Activity
For this exercise, print the listing below exactly, without its pictures.
· · · ·
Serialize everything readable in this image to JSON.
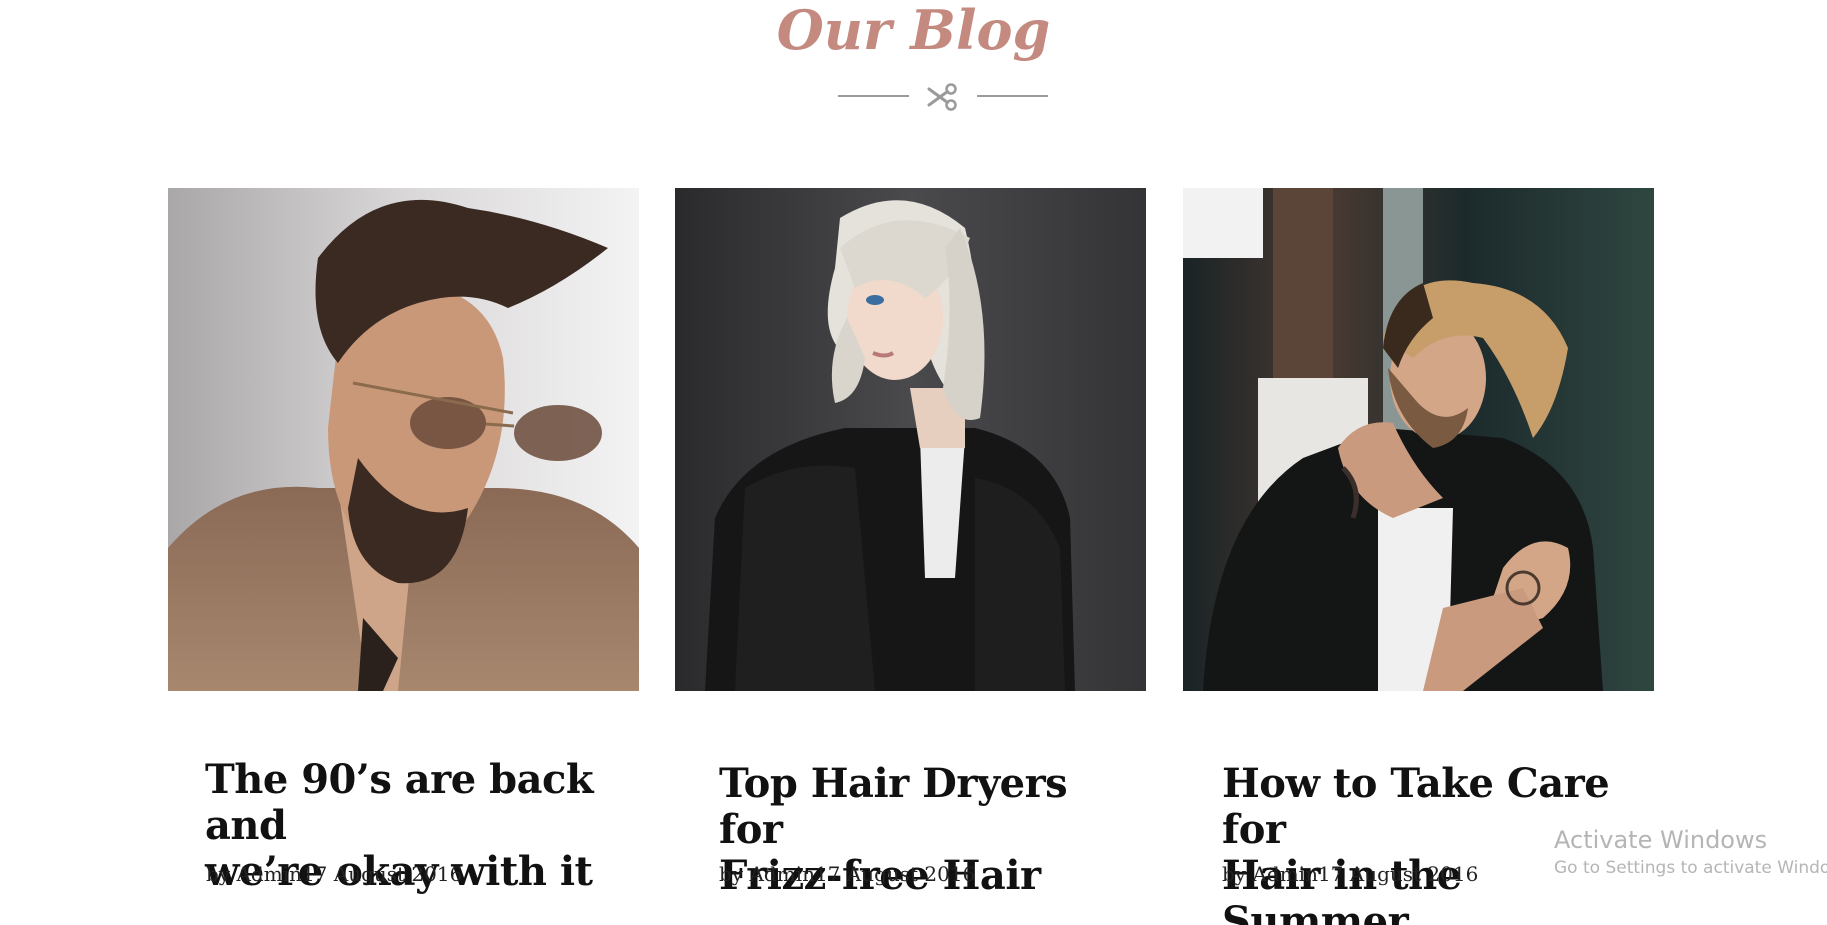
{
  "section": {
    "title": "Our Blog"
  },
  "posts": [
    {
      "title_line1": "The 90’s are back and",
      "title_line2": "we’re okay with it",
      "author": "by Admin",
      "date": "17 August 2016"
    },
    {
      "title_line1": "Top Hair Dryers for",
      "title_line2": "Frizz-free Hair",
      "author": "by Admin",
      "date": "17 August 2016"
    },
    {
      "title_line1": "How to Take Care for",
      "title_line2": "Hair in the Summer",
      "author": "by Admin",
      "date": "17 August 2016"
    }
  ],
  "watermark": {
    "title": "Activate Windows",
    "subtitle": "Go to Settings to activate Windows."
  },
  "colors": {
    "accent": "#c48a80",
    "divider": "#9a9a9a",
    "heading": "#111111"
  }
}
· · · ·
Result for this task
Serialize everything readable in this image to JSON.
{
  "section": {
    "title": "Our Blog"
  },
  "posts": [
    {
      "title_line1": "The 90’s are back and",
      "title_line2": "we’re okay with it",
      "author": "by Admin",
      "date": "17 August 2016"
    },
    {
      "title_line1": "Top Hair Dryers for",
      "title_line2": "Frizz-free Hair",
      "author": "by Admin",
      "date": "17 August 2016"
    },
    {
      "title_line1": "How to Take Care for",
      "title_line2": "Hair in the Summer",
      "author": "by Admin",
      "date": "17 August 2016"
    }
  ],
  "watermark": {
    "title": "Activate Windows",
    "subtitle": "Go to Settings to activate Windows."
  },
  "colors": {
    "accent": "#c48a80",
    "divider": "#9a9a9a",
    "heading": "#111111"
  }
}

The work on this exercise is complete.